- **Your task**
Could you count how many lines of the data include "JSON" and answer with the number only?

*** Listed records ***

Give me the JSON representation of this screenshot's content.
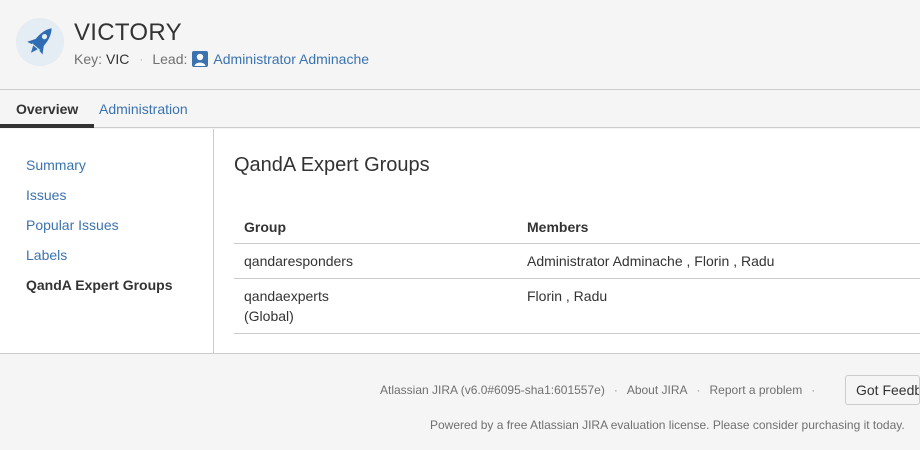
{
  "header": {
    "title": "VICTORY",
    "key_label": "Key:",
    "key_value": "VIC",
    "separator": "·",
    "lead_label": "Lead:",
    "lead_name": "Administrator Adminache"
  },
  "nav": {
    "tabs": [
      {
        "label": "Overview",
        "active": true
      },
      {
        "label": "Administration",
        "active": false
      }
    ]
  },
  "sidebar": {
    "items": [
      {
        "label": "Summary",
        "active": false
      },
      {
        "label": "Issues",
        "active": false
      },
      {
        "label": "Popular Issues",
        "active": false
      },
      {
        "label": "Labels",
        "active": false
      },
      {
        "label": "QandA Expert Groups",
        "active": true
      }
    ]
  },
  "main": {
    "title": "QandA Expert Groups",
    "table": {
      "headers": [
        "Group",
        "Members"
      ],
      "rows": [
        {
          "group": "qandaresponders",
          "group_note": "",
          "members": "Administrator Adminache , Florin , Radu"
        },
        {
          "group": "qandaexperts",
          "group_note": "(Global)",
          "members": "Florin , Radu"
        }
      ]
    }
  },
  "footer": {
    "version": "Atlassian JIRA (v6.0#6095-sha1:601557e)",
    "separator": "·",
    "about": "About JIRA",
    "report": "Report a problem",
    "feedback_button": "Got Feedback?",
    "powered": "Powered by a free Atlassian JIRA evaluation license. Please consider purchasing it today."
  },
  "colors": {
    "link": "#3b73af",
    "text": "#333333",
    "muted": "#707070",
    "background": "#f5f5f5",
    "border": "#cccccc"
  },
  "icons": {
    "project_avatar": "rocket-icon",
    "lead_avatar": "user-avatar-icon"
  }
}
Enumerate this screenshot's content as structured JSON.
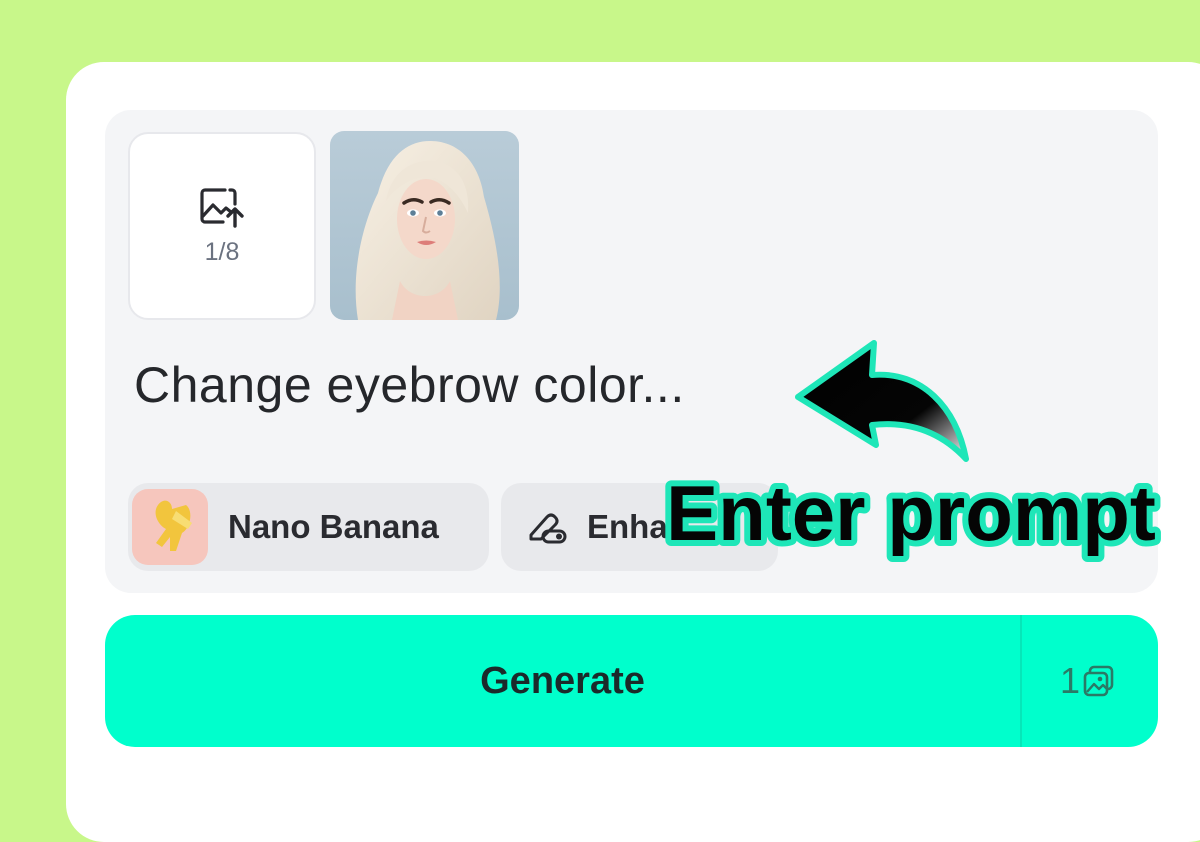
{
  "upload": {
    "count": "1/8",
    "icon": "image-upload-icon"
  },
  "reference_image": {
    "alt": "blonde-portrait"
  },
  "prompt": {
    "placeholder": "Change eyebrow color..."
  },
  "model_chip": {
    "label": "Nano Banana",
    "icon": "banana-figure-thumbnail"
  },
  "enhance_chip": {
    "label": "Enha",
    "icon": "pen-toggle-icon"
  },
  "generate": {
    "label": "Generate",
    "credits": "1",
    "credits_icon": "images-icon"
  },
  "callout": {
    "text": "Enter prompt"
  },
  "colors": {
    "background": "#c8f78a",
    "accent": "#00ffcc",
    "callout_stroke": "#1ee6b8",
    "text": "#25272b"
  }
}
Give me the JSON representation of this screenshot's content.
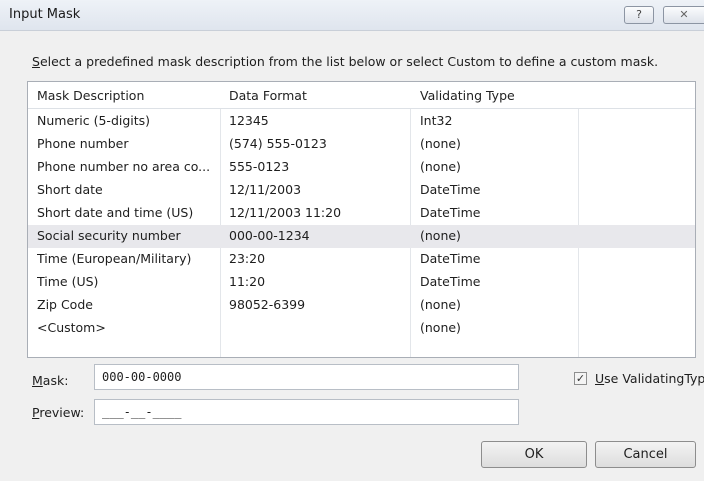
{
  "window": {
    "title": "Input Mask",
    "help_glyph": "?",
    "close_glyph": "✕"
  },
  "instructions": {
    "accel": "S",
    "rest": "elect a predefined mask description from the list below or select Custom to define a custom mask."
  },
  "list": {
    "headers": [
      "Mask Description",
      "Data Format",
      "Validating Type"
    ],
    "selected_index": 5,
    "rows": [
      {
        "description": "Numeric (5-digits)",
        "format": "12345",
        "type": "Int32"
      },
      {
        "description": "Phone number",
        "format": "(574) 555-0123",
        "type": "(none)"
      },
      {
        "description": "Phone number no area co...",
        "format": "555-0123",
        "type": "(none)"
      },
      {
        "description": "Short date",
        "format": "12/11/2003",
        "type": "DateTime"
      },
      {
        "description": "Short date and time (US)",
        "format": "12/11/2003 11:20",
        "type": "DateTime"
      },
      {
        "description": "Social security number",
        "format": "000-00-1234",
        "type": "(none)"
      },
      {
        "description": "Time (European/Military)",
        "format": "23:20",
        "type": "DateTime"
      },
      {
        "description": "Time (US)",
        "format": "11:20",
        "type": "DateTime"
      },
      {
        "description": "Zip Code",
        "format": "98052-6399",
        "type": "(none)"
      },
      {
        "description": "<Custom>",
        "format": "",
        "type": "(none)"
      }
    ]
  },
  "mask": {
    "label_accel": "M",
    "label_rest": "ask:",
    "value": "000-00-0000"
  },
  "preview": {
    "label_accel": "P",
    "label_rest": "review:",
    "value": "___-__-____"
  },
  "validating": {
    "checked": true,
    "check_glyph": "✓",
    "label_accel": "U",
    "label_rest": "se ValidatingType"
  },
  "buttons": {
    "ok": "OK",
    "cancel": "Cancel"
  }
}
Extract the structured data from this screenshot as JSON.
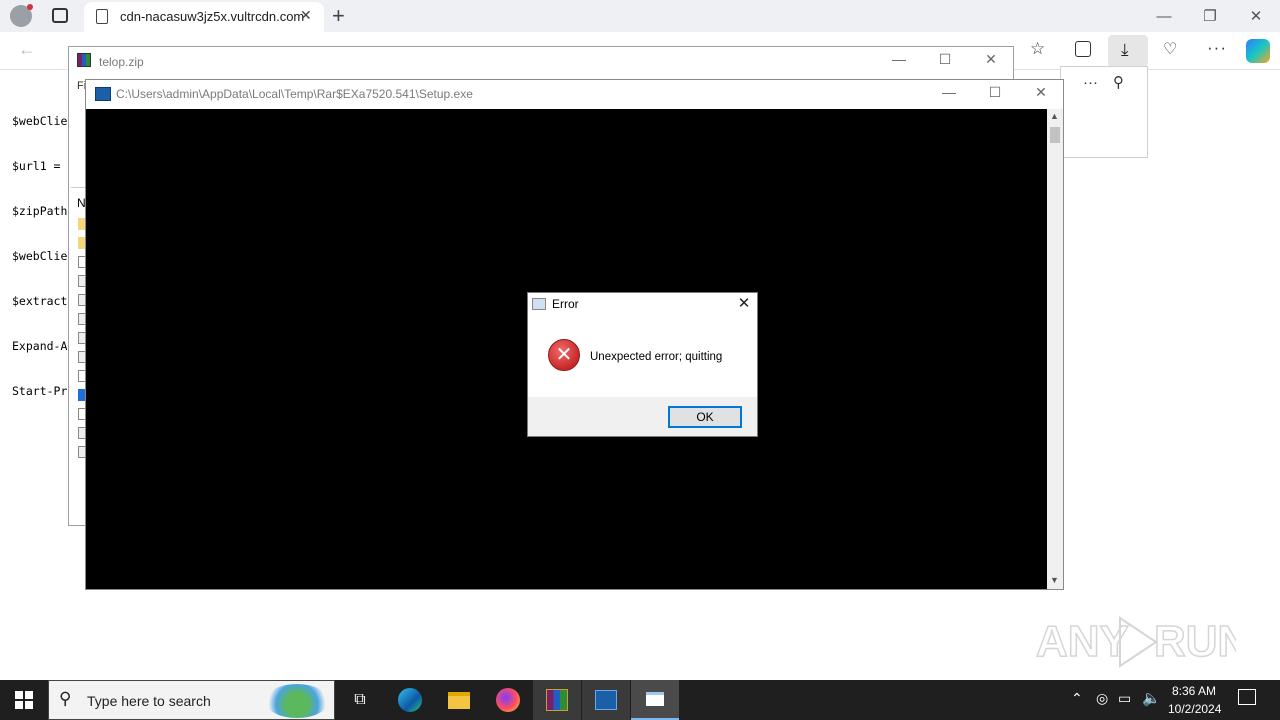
{
  "browser": {
    "tab_title": "cdn-nacasuw3jz5x.vultrcdn.com",
    "new_tab_glyph": "+",
    "window_controls": {
      "minimize": "—",
      "restore": "❐",
      "close": "✕"
    },
    "toolbar_icons": [
      "favorites-icon",
      "collections-icon",
      "downloads-icon",
      "health-icon",
      "more-icon",
      "copilot-icon"
    ]
  },
  "page": {
    "script_lines": [
      "$webClie",
      "$url1 =",
      "$zipPath",
      "$webClie",
      "$extract",
      "Expand-A",
      "Start-Pr"
    ]
  },
  "winrar": {
    "title": "telop.zip",
    "menu_fragment": "Fi",
    "column_fragment": "N"
  },
  "console": {
    "title": "C:\\Users\\admin\\AppData\\Local\\Temp\\Rar$EXa7520.541\\Setup.exe"
  },
  "dialog": {
    "title": "Error",
    "message": "Unexpected error; quitting",
    "ok_label": "OK"
  },
  "taskbar": {
    "search_placeholder": "Type here to search",
    "time": "8:36 AM",
    "date": "10/2/2024"
  },
  "watermark": {
    "text": "ANY RUN"
  }
}
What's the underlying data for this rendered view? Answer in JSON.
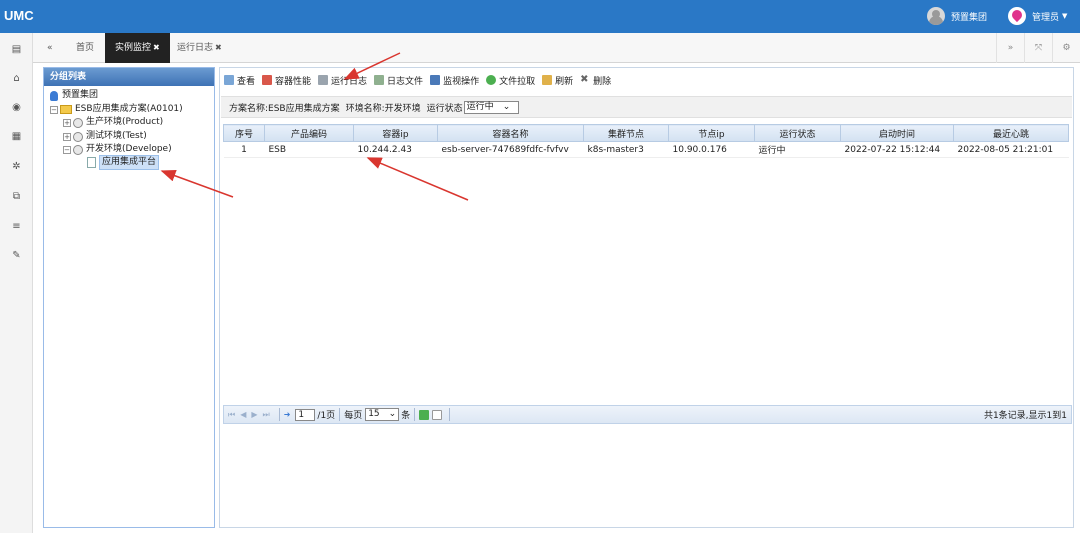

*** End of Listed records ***

- **Completed task**
5